A block and a half separate Henry Irvin’s house from the bayou that serves as the northern border of the Lower Ninth Ward in New Orleans. Modest single-family homes used to line both sides of the street, before Hurricane Katrina hit in 2005. Today, it’s all but empty. Irvin, a 79-year-old widower with two bad knees, has no neighbors between him and the bayou. Facing in the other direction, Irvin stares into a similar solitude: There’s a falling-down house two lots away and a small Baptist church at the end of his block, but otherwise Irvin—a man often called the “mayor of the Lower Ninth Ward,” even by the city’s current mayor—lives here alone. One block over, on Tricou Street, there are six occupied homes, a veritable metropolis in this corner of the community. In whatever direction Irvin points his red truck, he traverses entire blocks choked with vegetation, devoid of both houses and people.

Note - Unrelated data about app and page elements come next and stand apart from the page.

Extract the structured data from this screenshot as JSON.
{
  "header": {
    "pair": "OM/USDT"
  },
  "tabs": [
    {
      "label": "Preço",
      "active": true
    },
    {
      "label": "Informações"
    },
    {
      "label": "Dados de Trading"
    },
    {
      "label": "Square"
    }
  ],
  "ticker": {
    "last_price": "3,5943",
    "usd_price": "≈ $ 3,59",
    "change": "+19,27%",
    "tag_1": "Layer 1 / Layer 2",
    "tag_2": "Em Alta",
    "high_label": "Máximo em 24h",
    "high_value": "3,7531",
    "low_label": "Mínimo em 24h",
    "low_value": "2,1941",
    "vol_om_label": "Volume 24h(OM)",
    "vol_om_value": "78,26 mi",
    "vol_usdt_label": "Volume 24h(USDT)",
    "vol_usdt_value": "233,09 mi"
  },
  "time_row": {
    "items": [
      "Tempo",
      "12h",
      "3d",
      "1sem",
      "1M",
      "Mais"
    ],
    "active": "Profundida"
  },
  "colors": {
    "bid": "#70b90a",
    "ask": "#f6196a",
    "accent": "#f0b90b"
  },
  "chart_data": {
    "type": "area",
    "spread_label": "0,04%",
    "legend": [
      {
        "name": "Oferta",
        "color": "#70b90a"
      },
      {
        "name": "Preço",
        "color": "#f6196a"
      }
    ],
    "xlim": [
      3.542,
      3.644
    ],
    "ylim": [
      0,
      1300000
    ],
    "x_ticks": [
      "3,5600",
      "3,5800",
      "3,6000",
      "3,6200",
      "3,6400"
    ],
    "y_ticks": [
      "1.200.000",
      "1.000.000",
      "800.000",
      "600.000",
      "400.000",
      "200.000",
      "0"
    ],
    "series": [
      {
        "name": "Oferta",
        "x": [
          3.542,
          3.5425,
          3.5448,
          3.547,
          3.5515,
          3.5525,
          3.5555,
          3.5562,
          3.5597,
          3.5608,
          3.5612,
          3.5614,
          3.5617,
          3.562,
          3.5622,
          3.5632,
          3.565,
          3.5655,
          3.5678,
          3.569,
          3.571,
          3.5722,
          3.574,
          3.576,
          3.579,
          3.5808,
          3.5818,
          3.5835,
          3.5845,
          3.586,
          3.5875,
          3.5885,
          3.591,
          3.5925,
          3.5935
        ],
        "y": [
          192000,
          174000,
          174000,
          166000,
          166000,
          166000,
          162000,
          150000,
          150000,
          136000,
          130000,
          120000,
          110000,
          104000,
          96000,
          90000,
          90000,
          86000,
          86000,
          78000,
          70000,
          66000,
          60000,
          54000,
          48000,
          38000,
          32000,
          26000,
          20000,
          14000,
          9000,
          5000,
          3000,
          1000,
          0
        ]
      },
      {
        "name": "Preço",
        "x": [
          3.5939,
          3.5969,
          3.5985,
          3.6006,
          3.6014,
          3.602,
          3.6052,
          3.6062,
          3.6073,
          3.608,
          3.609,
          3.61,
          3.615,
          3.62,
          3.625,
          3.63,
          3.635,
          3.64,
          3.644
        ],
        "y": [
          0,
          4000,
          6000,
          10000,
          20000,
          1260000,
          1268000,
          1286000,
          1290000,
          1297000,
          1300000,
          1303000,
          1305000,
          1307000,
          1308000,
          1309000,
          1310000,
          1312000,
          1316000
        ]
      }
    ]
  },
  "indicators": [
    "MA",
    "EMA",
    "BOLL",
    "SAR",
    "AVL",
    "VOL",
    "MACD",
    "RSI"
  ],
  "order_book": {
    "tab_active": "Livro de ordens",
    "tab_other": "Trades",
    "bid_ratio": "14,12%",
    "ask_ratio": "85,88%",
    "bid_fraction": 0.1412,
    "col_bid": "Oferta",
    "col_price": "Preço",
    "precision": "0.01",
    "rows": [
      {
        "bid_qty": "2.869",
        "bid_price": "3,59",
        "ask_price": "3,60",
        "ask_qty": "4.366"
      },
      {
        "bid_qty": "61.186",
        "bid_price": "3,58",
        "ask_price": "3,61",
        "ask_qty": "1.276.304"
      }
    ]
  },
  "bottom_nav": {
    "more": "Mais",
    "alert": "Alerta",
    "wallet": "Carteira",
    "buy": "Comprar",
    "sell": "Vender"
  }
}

Ten years have passed since a series of catastrophic levee breaches caused the Lower Ninth Ward, along with most of New Orleans, to flood. The city, state, and federal governments have invested more than $600 million in the Lower Ninth, a relatively compact community that measures 20 by 25 blocks. Foundations have contributed tens of millions of dollars to the area. Brad Pitt alone has raised nearly $50 million through the Make It Right Foundation. Tens of thousands of volunteers have done work in the community. All of which raises the question: Why do large stretches of the Lower Ninth still look as if the levees failed only a year ago?
Simple economics has played a big part. Prior to Katrina, the Lower Ninth—a community sometimes referred to as “Backatown”—was home to many of the housekeepers, kitchen workers, and others who kept the tourism industry going in New Orleans. Another large share of its people were retirees who, like Irvin, lived on a fixed income. The average resident survived on $16,000 a year, and more than one in every three residents lived below the poverty line.
But more than economics is at play in the stalled recovery of this community, which was more than 98 percent black at the time of Katrina. The Lower Ninth has always been a place apart from the rest of New Orleans, a small village rather than one neighborhood among many. Much of that is geography. The community is downriver from Uptown and the French Quarter—as downriver as it is possible to be while remaining in New Orleans. The only way to get there is by bridge. The community’s personality before the storm felt more Mississippi Delta than big-city jazz. Residents raised chickens in the yard. They grew vegetables and fished for dinner. They tended to be country folks who went to bed a lot earlier than their city kin. “Before Katrina,” Irvin says, “I could tell you the name of everyone all the way from the bridge on down.”
While this separation made the Lower Nine, as residents tend to call their neighborhood, a distinct and vibrant place, it also left it vulnerable when disaster struck. The shame is that a mix of misperceptions and racially informed myths about the Lower Ninth Ward set the stage for one misguided policy choice after another, at all levels of government. Despite the well-meaning efforts of thousands of volunteers and hundreds of millions of dollars in private donations and public aid, the desolation of Henry Irvin’s community today is a self-fulfilling prophecy.